▶ _Required action_
All the data below goes into the copy word for word, but the pictures don't.

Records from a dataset
········

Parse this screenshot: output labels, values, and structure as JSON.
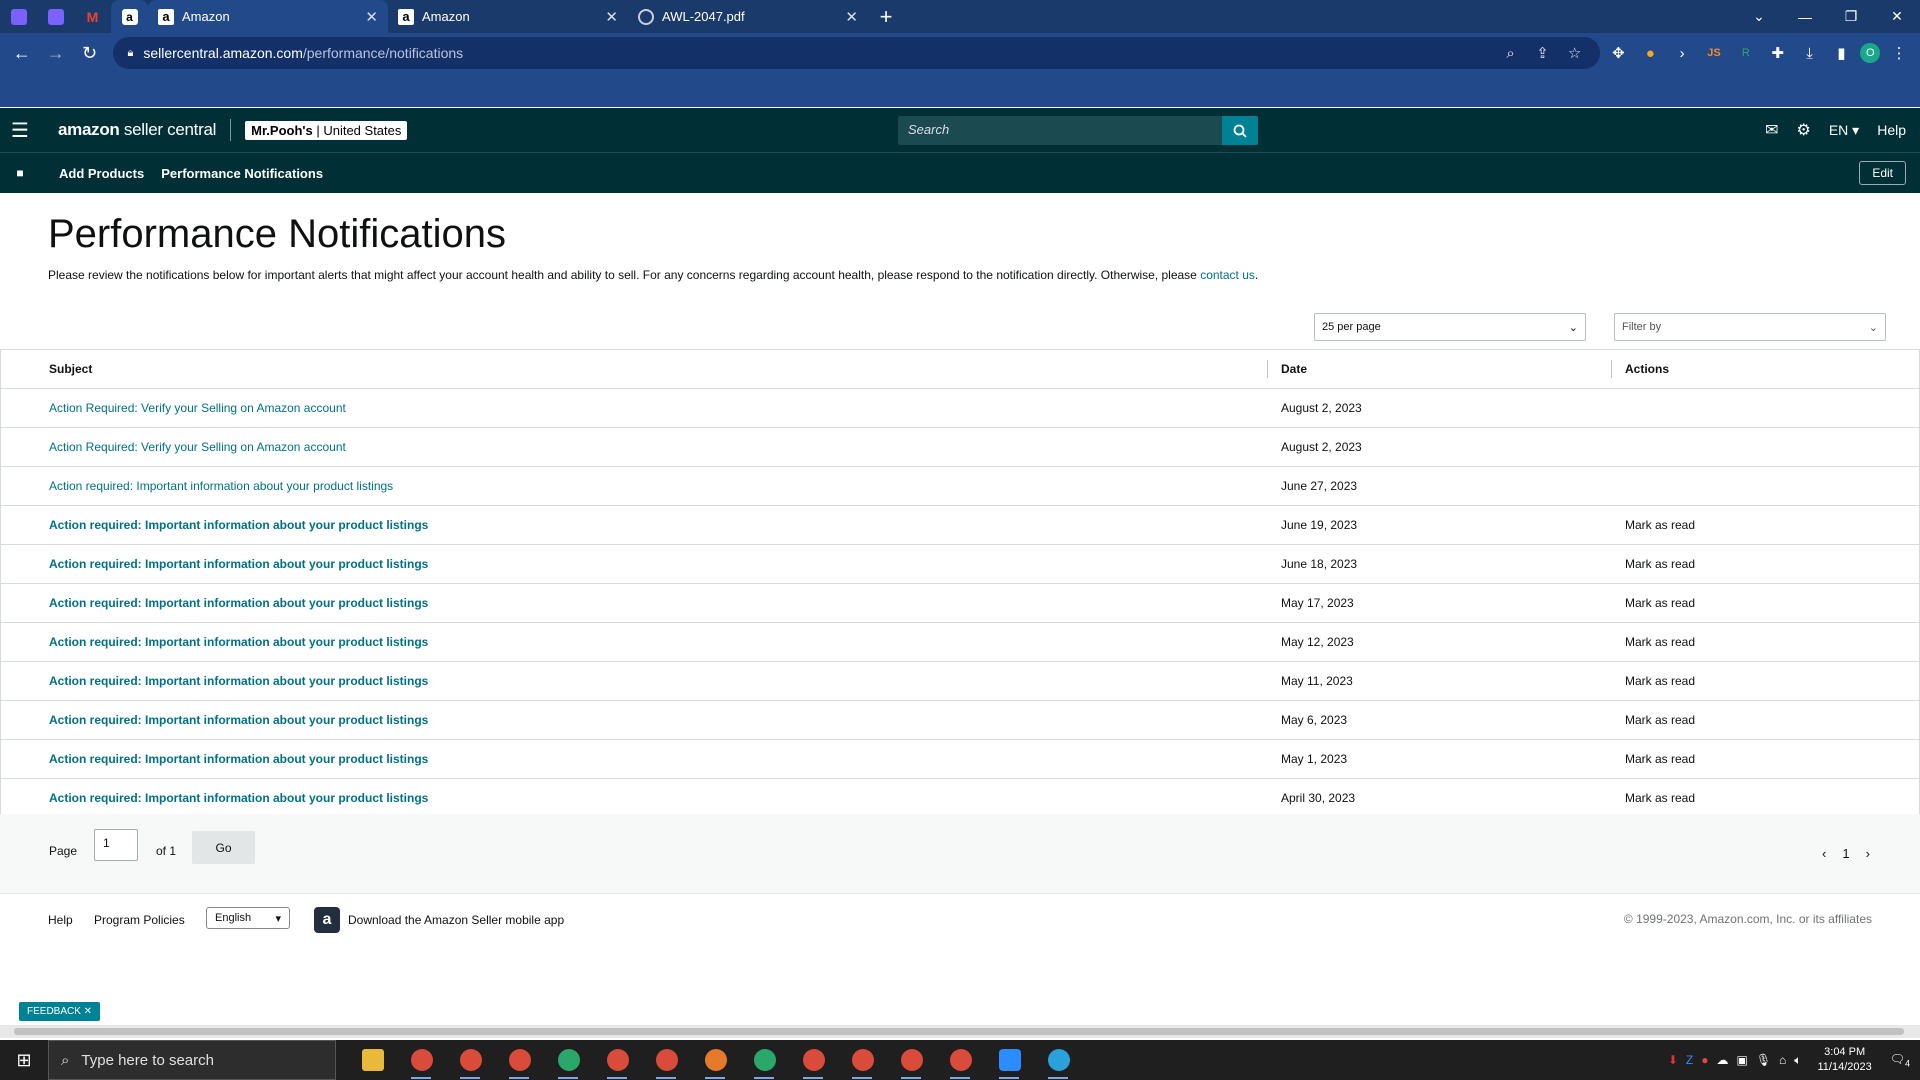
{
  "browser": {
    "tabs": [
      {
        "title": "Amazon",
        "favicon": "amazon-icon",
        "active": true
      },
      {
        "title": "Amazon",
        "favicon": "amazon-icon",
        "active": false
      },
      {
        "title": "AWL-2047.pdf",
        "favicon": "globe-icon",
        "active": false
      }
    ],
    "url_host": "sellercentral.amazon.com",
    "url_path": "/performance/notifications",
    "profile_initial": "O"
  },
  "header": {
    "logo_bold": "amazon",
    "logo_light": " seller central",
    "store_name": "Mr.Pooh's",
    "store_region": "United States",
    "search_placeholder": "Search",
    "language": "EN",
    "help": "Help"
  },
  "subnav": {
    "items": [
      "Add Products",
      "Performance Notifications"
    ],
    "edit": "Edit"
  },
  "main": {
    "title": "Performance Notifications",
    "intro_text": "Please review the notifications below for important alerts that might affect your account health and ability to sell. For any concerns regarding account health, please respond to the notification directly. Otherwise, please ",
    "intro_link": "contact us",
    "intro_end": ".",
    "per_page": "25 per page",
    "filter_placeholder": "Filter by",
    "columns": {
      "subject": "Subject",
      "date": "Date",
      "actions": "Actions"
    },
    "rows": [
      {
        "subject": "Action Required: Verify your Selling on Amazon account",
        "date": "August 2, 2023",
        "action": "",
        "unread": false
      },
      {
        "subject": "Action Required: Verify your Selling on Amazon account",
        "date": "August 2, 2023",
        "action": "",
        "unread": false
      },
      {
        "subject": "Action required: Important information about your product listings",
        "date": "June 27, 2023",
        "action": "",
        "unread": false
      },
      {
        "subject": "Action required: Important information about your product listings",
        "date": "June 19, 2023",
        "action": "Mark as read",
        "unread": true
      },
      {
        "subject": "Action required: Important information about your product listings",
        "date": "June 18, 2023",
        "action": "Mark as read",
        "unread": true
      },
      {
        "subject": "Action required: Important information about your product listings",
        "date": "May 17, 2023",
        "action": "Mark as read",
        "unread": true
      },
      {
        "subject": "Action required: Important information about your product listings",
        "date": "May 12, 2023",
        "action": "Mark as read",
        "unread": true
      },
      {
        "subject": "Action required: Important information about your product listings",
        "date": "May 11, 2023",
        "action": "Mark as read",
        "unread": true
      },
      {
        "subject": "Action required: Important information about your product listings",
        "date": "May 6, 2023",
        "action": "Mark as read",
        "unread": true
      },
      {
        "subject": "Action required: Important information about your product listings",
        "date": "May 1, 2023",
        "action": "Mark as read",
        "unread": true
      },
      {
        "subject": "Action required: Important information about your product listings",
        "date": "April 30, 2023",
        "action": "Mark as read",
        "unread": true
      }
    ]
  },
  "pager": {
    "page_label": "Page",
    "page_value": "1",
    "of_label": "of 1",
    "go": "Go",
    "current": "1"
  },
  "footer": {
    "help": "Help",
    "policies": "Program Policies",
    "language": "English",
    "app_text": "Download the Amazon Seller mobile app",
    "copyright": "© 1999-2023, Amazon.com, Inc. or its affiliates",
    "feedback": "FEEDBACK"
  },
  "taskbar": {
    "search_placeholder": "Type here to search",
    "time": "3:04 PM",
    "date": "11/14/2023",
    "notifications": "4"
  },
  "colors": {
    "header_bg": "#002f36",
    "link": "#007185",
    "browser_bg": "#22498a",
    "accent_teal": "#008296"
  }
}
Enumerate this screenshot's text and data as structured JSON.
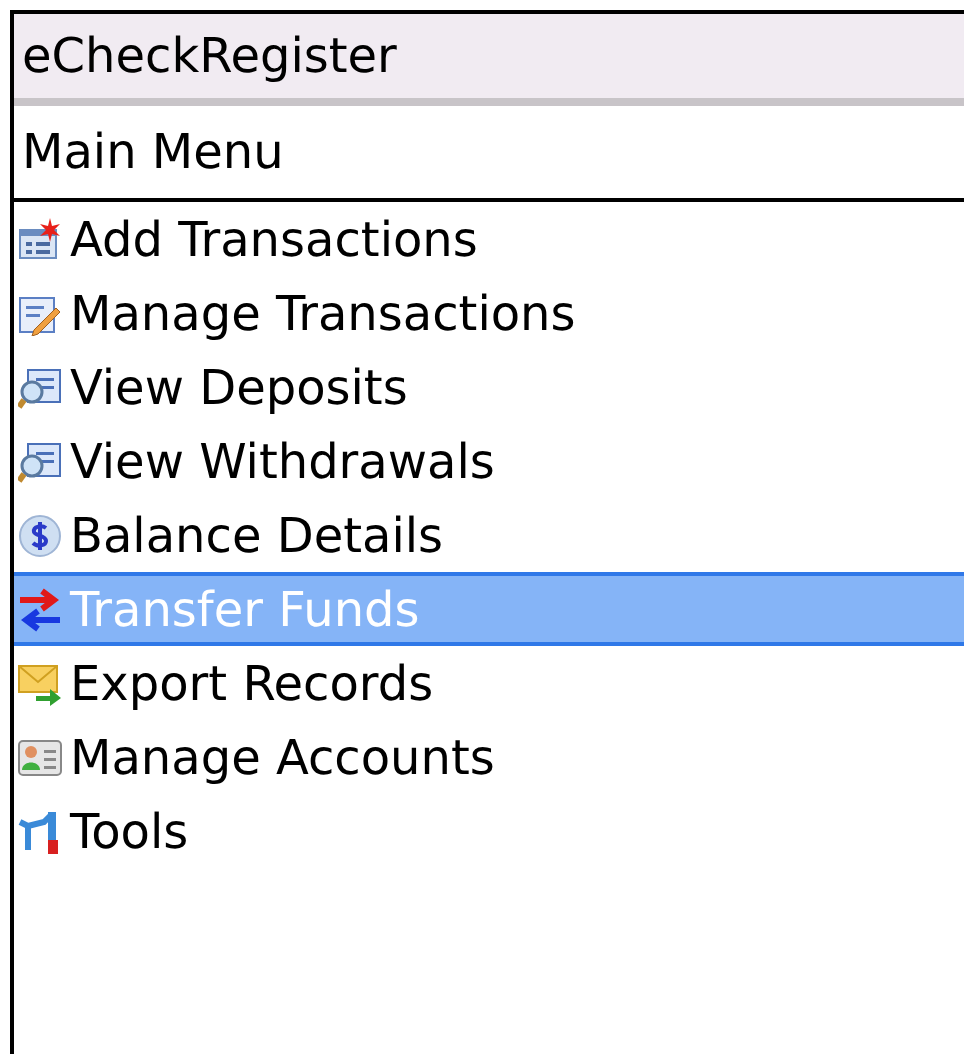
{
  "window": {
    "title": "eCheckRegister"
  },
  "screen_title": "Main Menu",
  "menu": [
    {
      "label": "Add Transactions",
      "kind": "add",
      "selected": false
    },
    {
      "label": "Manage Transactions",
      "kind": "edit",
      "selected": false
    },
    {
      "label": "View Deposits",
      "kind": "view",
      "selected": false
    },
    {
      "label": "View Withdrawals",
      "kind": "view",
      "selected": false
    },
    {
      "label": "Balance Details",
      "kind": "balance",
      "selected": false
    },
    {
      "label": "Transfer Funds",
      "kind": "transfer",
      "selected": true
    },
    {
      "label": "Export Records",
      "kind": "export",
      "selected": false
    },
    {
      "label": "Manage Accounts",
      "kind": "accounts",
      "selected": false
    },
    {
      "label": "Tools",
      "kind": "tools",
      "selected": false
    }
  ]
}
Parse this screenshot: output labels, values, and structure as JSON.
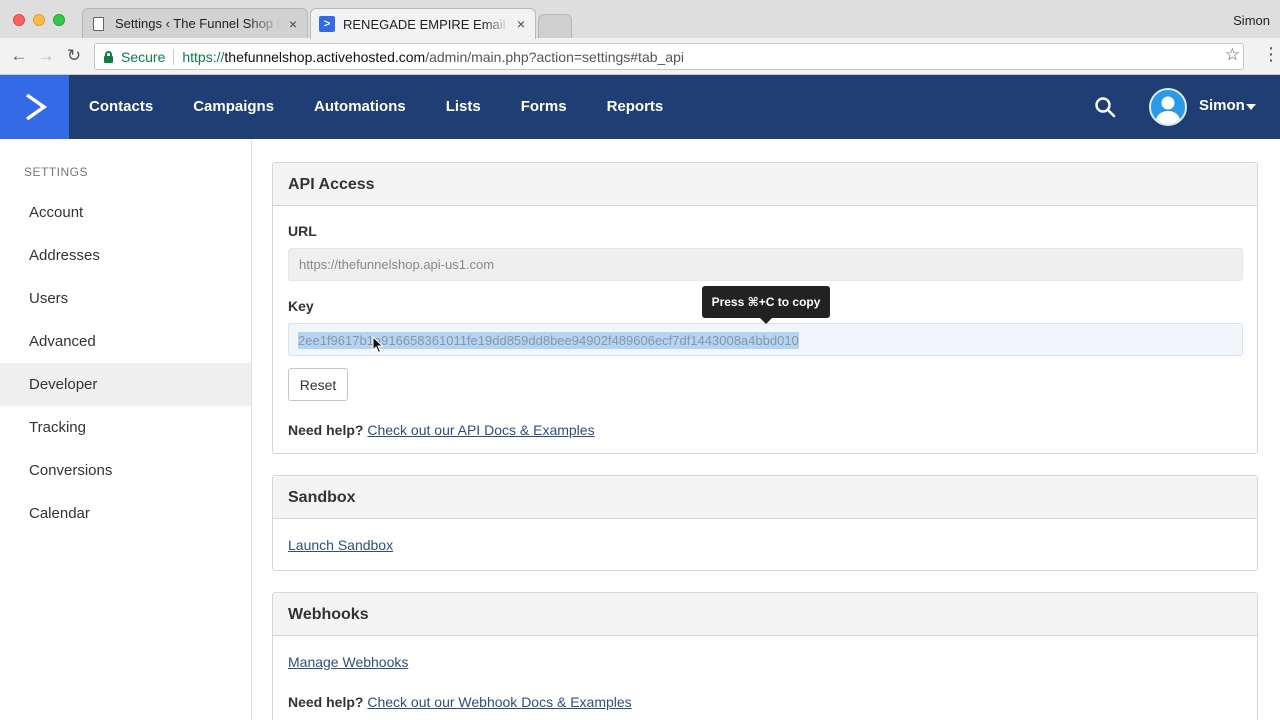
{
  "browser": {
    "tabs": [
      {
        "title": "Settings ‹ The Funnel Shop Design",
        "close": "×"
      },
      {
        "title": "RENEGADE EMPIRE Email Marketing",
        "close": "×"
      }
    ],
    "user": "Simon",
    "secure_label": "Secure",
    "url_scheme": "https://",
    "url_host": "thefunnelshop.activehosted.com",
    "url_path": "/admin/main.php?action=settings#tab_api"
  },
  "nav": {
    "items": [
      "Contacts",
      "Campaigns",
      "Automations",
      "Lists",
      "Forms",
      "Reports"
    ],
    "user": "Simon",
    "brand_color": "#356ae6",
    "bar_color": "#1f3e73"
  },
  "sidebar": {
    "heading": "SETTINGS",
    "items": [
      "Account",
      "Addresses",
      "Users",
      "Advanced",
      "Developer",
      "Tracking",
      "Conversions",
      "Calendar"
    ],
    "active": "Developer"
  },
  "api": {
    "title": "API Access",
    "url_label": "URL",
    "url_value": "https://thefunnelshop.api-us1.com",
    "key_label": "Key",
    "key_value": "2ee1f9617b1a916658361011fe19dd859dd8bee94902f489606ecf7df1443008a4bbd010",
    "tooltip": "Press ⌘+C to copy",
    "reset_label": "Reset",
    "help_prefix": "Need help?",
    "help_link": "Check out our API Docs & Examples"
  },
  "sandbox": {
    "title": "Sandbox",
    "link": "Launch Sandbox"
  },
  "webhooks": {
    "title": "Webhooks",
    "link": "Manage Webhooks",
    "help_prefix": "Need help?",
    "help_link": "Check out our Webhook Docs & Examples"
  }
}
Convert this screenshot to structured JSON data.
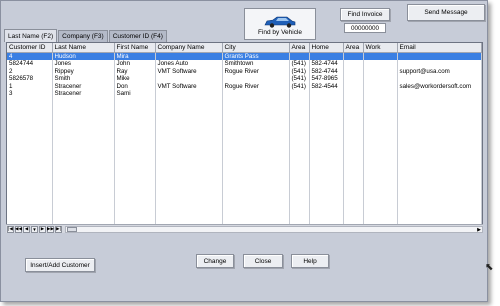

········

▶ _Output for this exercise_
Parse this screenshot: output labels, values, and structure as JSON.
{
  "browser": {
    "tabs": [
      {
        "title": "Amazon",
        "favicon": "amazon-icon",
        "active": true
      },
      {
        "title": "Amazon",
        "favicon": "amazon-icon",
        "active": false
      },
      {
        "title": "AWL-2047.pdf",
        "favicon": "globe-icon",
        "active": false
      }
    ],
    "url_host": "sellercentral.amazon.com",
    "url_path": "/performance/notifications",
    "profile_initial": "O"
  },
  "header": {
    "logo_bold": "amazon",
    "logo_light": " seller central",
    "store_name": "Mr.Pooh's",
    "store_region": "United States",
    "search_placeholder": "Search",
    "language": "EN",
    "help": "Help"
  },
  "subnav": {
    "items": [
      "Add Products",
      "Performance Notifications"
    ],
    "edit": "Edit"
  },
  "main": {
    "title": "Performance Notifications",
    "intro_text": "Please review the notifications below for important alerts that might affect your account health and ability to sell. For any concerns regarding account health, please respond to the notification directly. Otherwise, please ",
    "intro_link": "contact us",
    "intro_end": ".",
    "per_page": "25 per page",
    "filter_placeholder": "Filter by",
    "columns": {
      "subject": "Subject",
      "date": "Date",
      "actions": "Actions"
    },
    "rows": [
      {
        "subject": "Action Required: Verify your Selling on Amazon account",
        "date": "August 2, 2023",
        "action": "",
        "unread": false
      },
      {
        "subject": "Action Required: Verify your Selling on Amazon account",
        "date": "August 2, 2023",
        "action": "",
        "unread": false
      },
      {
        "subject": "Action required: Important information about your product listings",
        "date": "June 27, 2023",
        "action": "",
        "unread": false
      },
      {
        "subject": "Action required: Important information about your product listings",
        "date": "June 19, 2023",
        "action": "Mark as read",
        "unread": true
      },
      {
        "subject": "Action required: Important information about your product listings",
        "date": "June 18, 2023",
        "action": "Mark as read",
        "unread": true
      },
      {
        "subject": "Action required: Important information about your product listings",
        "date": "May 17, 2023",
        "action": "Mark as read",
        "unread": true
      },
      {
        "subject": "Action required: Important information about your product listings",
        "date": "May 12, 2023",
        "action": "Mark as read",
        "unread": true
      },
      {
        "subject": "Action required: Important information about your product listings",
        "date": "May 11, 2023",
        "action": "Mark as read",
        "unread": true
      },
      {
        "subject": "Action required: Important information about your product listings",
        "date": "May 6, 2023",
        "action": "Mark as read",
        "unread": true
      },
      {
        "subject": "Action required: Important information about your product listings",
        "date": "May 1, 2023",
        "action": "Mark as read",
        "unread": true
      },
      {
        "subject": "Action required: Important information about your product listings",
        "date": "April 30, 2023",
        "action": "Mark as read",
        "unread": true
      }
    ]
  },
  "pager": {
    "page_label": "Page",
    "page_value": "1",
    "of_label": "of 1",
    "go": "Go",
    "current": "1"
  },
  "footer": {
    "help": "Help",
    "policies": "Program Policies",
    "language": "English",
    "app_text": "Download the Amazon Seller mobile app",
    "copyright": "© 1999-2023, Amazon.com, Inc. or its affiliates",
    "feedback": "FEEDBACK"
  },
  "taskbar": {
    "search_placeholder": "Type here to search",
    "time": "3:04 PM",
    "date": "11/14/2023",
    "notifications": "4"
  },
  "colors": {
    "header_bg": "#002f36",
    "link": "#007185",
    "browser_bg": "#22498a",
    "accent_teal": "#008296"
  }
}
Enumerate this screenshot's text and data as structured JSON.
{
  "window": {
    "title": "eCheckRegister"
  },
  "screen_title": "Main Menu",
  "menu": [
    {
      "label": "Add Transactions",
      "kind": "add",
      "selected": false
    },
    {
      "label": "Manage Transactions",
      "kind": "edit",
      "selected": false
    },
    {
      "label": "View Deposits",
      "kind": "view",
      "selected": false
    },
    {
      "label": "View Withdrawals",
      "kind": "view",
      "selected": false
    },
    {
      "label": "Balance Details",
      "kind": "balance",
      "selected": false
    },
    {
      "label": "Transfer Funds",
      "kind": "transfer",
      "selected": true
    },
    {
      "label": "Export Records",
      "kind": "export",
      "selected": false
    },
    {
      "label": "Manage Accounts",
      "kind": "accounts",
      "selected": false
    },
    {
      "label": "Tools",
      "kind": "tools",
      "selected": false
    }
  ]
}
Parse this screenshot: output labels, values, and structure as JSON.
{
  "browser": {
    "tabs": [
      {
        "title": "Settings ‹ The Funnel Shop Design",
        "close": "×"
      },
      {
        "title": "RENEGADE EMPIRE Email Marketing",
        "close": "×"
      }
    ],
    "user": "Simon",
    "secure_label": "Secure",
    "url_scheme": "https://",
    "url_host": "thefunnelshop.activehosted.com",
    "url_path": "/admin/main.php?action=settings#tab_api"
  },
  "nav": {
    "items": [
      "Contacts",
      "Campaigns",
      "Automations",
      "Lists",
      "Forms",
      "Reports"
    ],
    "user": "Simon",
    "brand_color": "#356ae6",
    "bar_color": "#1f3e73"
  },
  "sidebar": {
    "heading": "SETTINGS",
    "items": [
      "Account",
      "Addresses",
      "Users",
      "Advanced",
      "Developer",
      "Tracking",
      "Conversions",
      "Calendar"
    ],
    "active": "Developer"
  },
  "api": {
    "title": "API Access",
    "url_label": "URL",
    "url_value": "https://thefunnelshop.api-us1.com",
    "key_label": "Key",
    "key_value": "2ee1f9617b1a916658361011fe19dd859dd8bee94902f489606ecf7df1443008a4bbd010",
    "tooltip": "Press ⌘+C to copy",
    "reset_label": "Reset",
    "help_prefix": "Need help?",
    "help_link": "Check out our API Docs & Examples"
  },
  "sandbox": {
    "title": "Sandbox",
    "link": "Launch Sandbox"
  },
  "webhooks": {
    "title": "Webhooks",
    "link": "Manage Webhooks",
    "help_prefix": "Need help?",
    "help_link": "Check out our Webhook Docs & Examples"
  }
}
Convert this screenshot to structured JSON data.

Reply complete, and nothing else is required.